If that wasn't enough on the second day we organised a tour of St Cecilia's which is Edinburgh's beautiful Georgian music hall and museum. And we hosted the first meeting of the international copyright literacy community of practice over lunch. Over 25 people attended the international event to discuss how we might continue the conversation after the conference. The group have set up a Slack community which is starting to be joined by people from around the world. If you are interested in joining this community then do get in touch.
And if you are interested in copyright education and believe in a playful approach to teaching, then Icepops is the event for you. We may eventually decide to hold the event bi-annually but in the meantime we are planning a conference for 2020 and we’ll be announcing the location and details in the next few months. Keep an eye on the copyrightliteracy.org website for further details. You can find out more about this year and last year’s conference from the website: https://copyrightliteracy.org/upcoming-events/icepops-international-copyright-literacy-event-with-playful-opportunities-for-practitioners-and-scholars/
About the Author:

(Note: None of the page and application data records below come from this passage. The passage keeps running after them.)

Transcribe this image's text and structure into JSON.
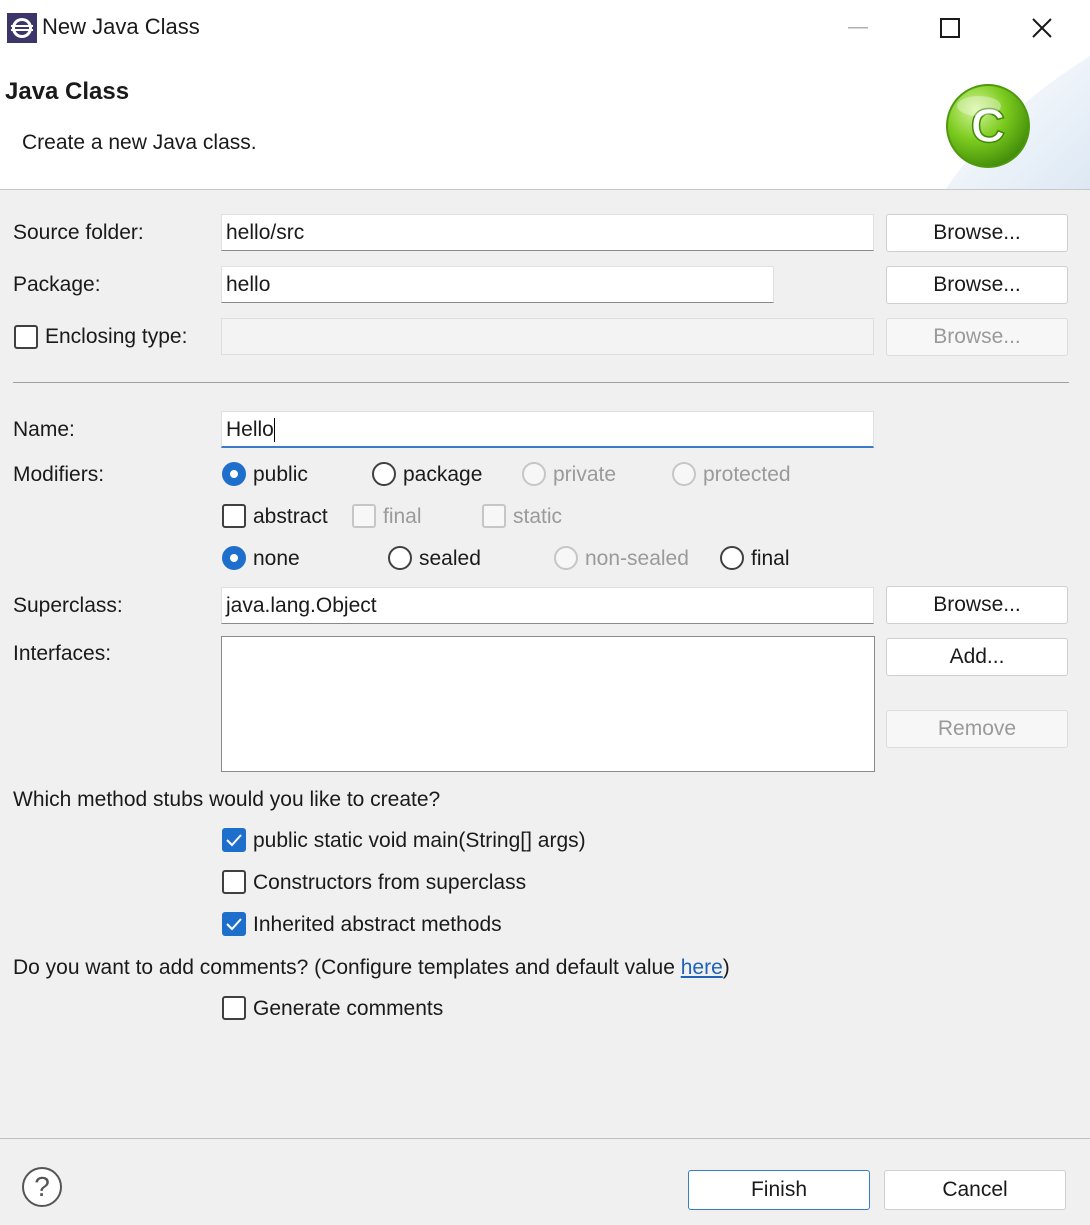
{
  "window": {
    "title": "New Java Class",
    "minimize_icon": "minimize-icon",
    "maximize_icon": "maximize-icon",
    "close_icon": "close-icon"
  },
  "banner": {
    "title": "Java Class",
    "description": "Create a new Java class.",
    "logo_letter": "C",
    "logo_color": "#6cc31a"
  },
  "form": {
    "source_folder": {
      "label": "Source folder:",
      "value": "hello/src",
      "browse": "Browse..."
    },
    "package": {
      "label": "Package:",
      "value": "hello",
      "browse": "Browse..."
    },
    "enclosing_type": {
      "label": "Enclosing type:",
      "value": "",
      "browse": "Browse..."
    },
    "name": {
      "label": "Name:",
      "value": "Hello"
    },
    "modifiers": {
      "label": "Modifiers:",
      "access": [
        "public",
        "package",
        "private",
        "protected"
      ],
      "other": [
        "abstract",
        "final",
        "static"
      ],
      "sealing": [
        "none",
        "sealed",
        "non-sealed",
        "final"
      ]
    },
    "superclass": {
      "label": "Superclass:",
      "value": "java.lang.Object",
      "browse": "Browse..."
    },
    "interfaces": {
      "label": "Interfaces:",
      "add": "Add...",
      "remove": "Remove"
    },
    "stubs": {
      "question": "Which method stubs would you like to create?",
      "main": "public static void main(String[] args)",
      "constructors": "Constructors from superclass",
      "inherited": "Inherited abstract methods"
    },
    "comments": {
      "question": "Do you want to add comments? (Configure templates and default value ",
      "link": "here",
      "close_paren": ")",
      "generate": "Generate comments"
    }
  },
  "footer": {
    "help_icon": "help-icon",
    "help_glyph": "?",
    "finish": "Finish",
    "cancel": "Cancel"
  },
  "colors": {
    "accent": "#1e6fcc",
    "link": "#1e63b5"
  }
}
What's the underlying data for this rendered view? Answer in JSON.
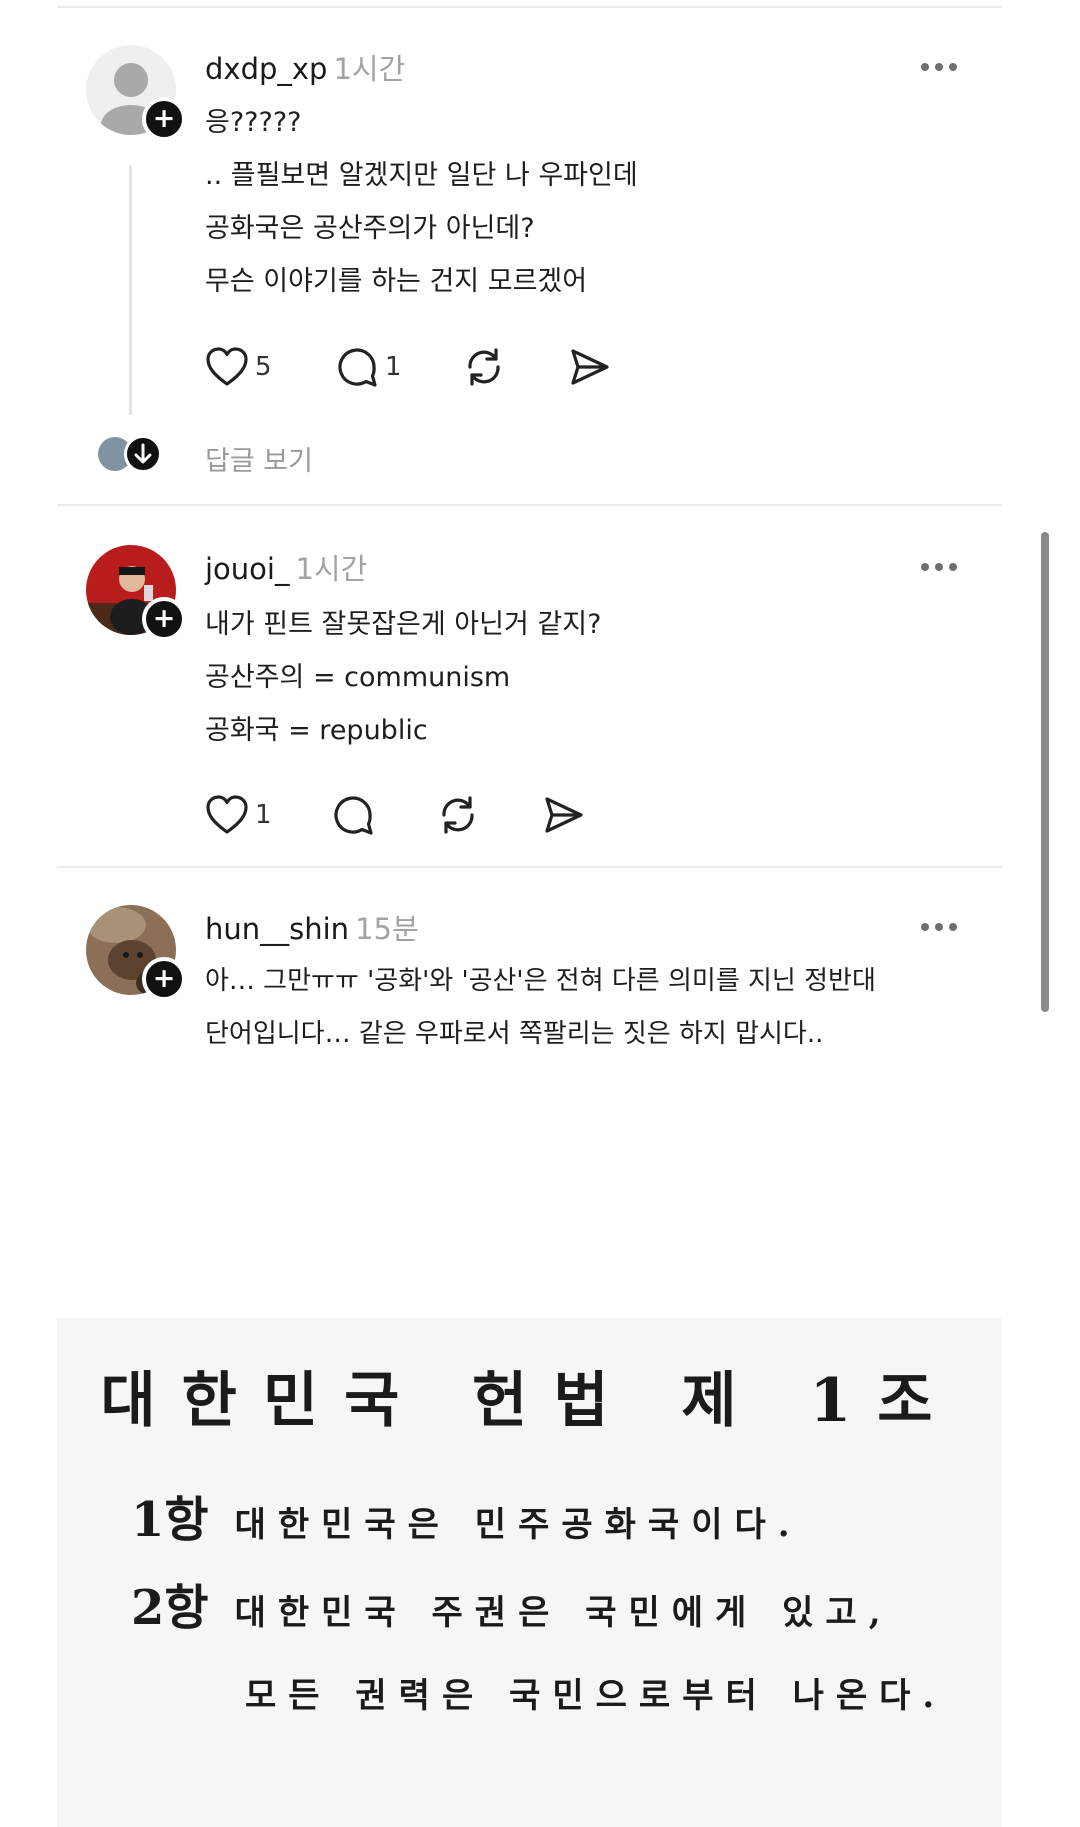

Jane Secker is Senior Lecturer in Educational Development at City, University of London, where she teaches on the MA in Academic Practice. She is the former Copyright and Digital Literacy Advisor at LSE. She is Chair of the CILIP Information Literacy Group, a member of the Libraries and Archives Copyright Alliance and the Universities UK Copyright Negotiation and Advisory Committee, which negotiates licences for the higher education sector. She is widely published and author of four books, including Copyright and E-learning: a Guide for Practitioners, the second edition of which was co-authored with Chris Morrison and published in 2016 by Facet. She tweets @jsecker.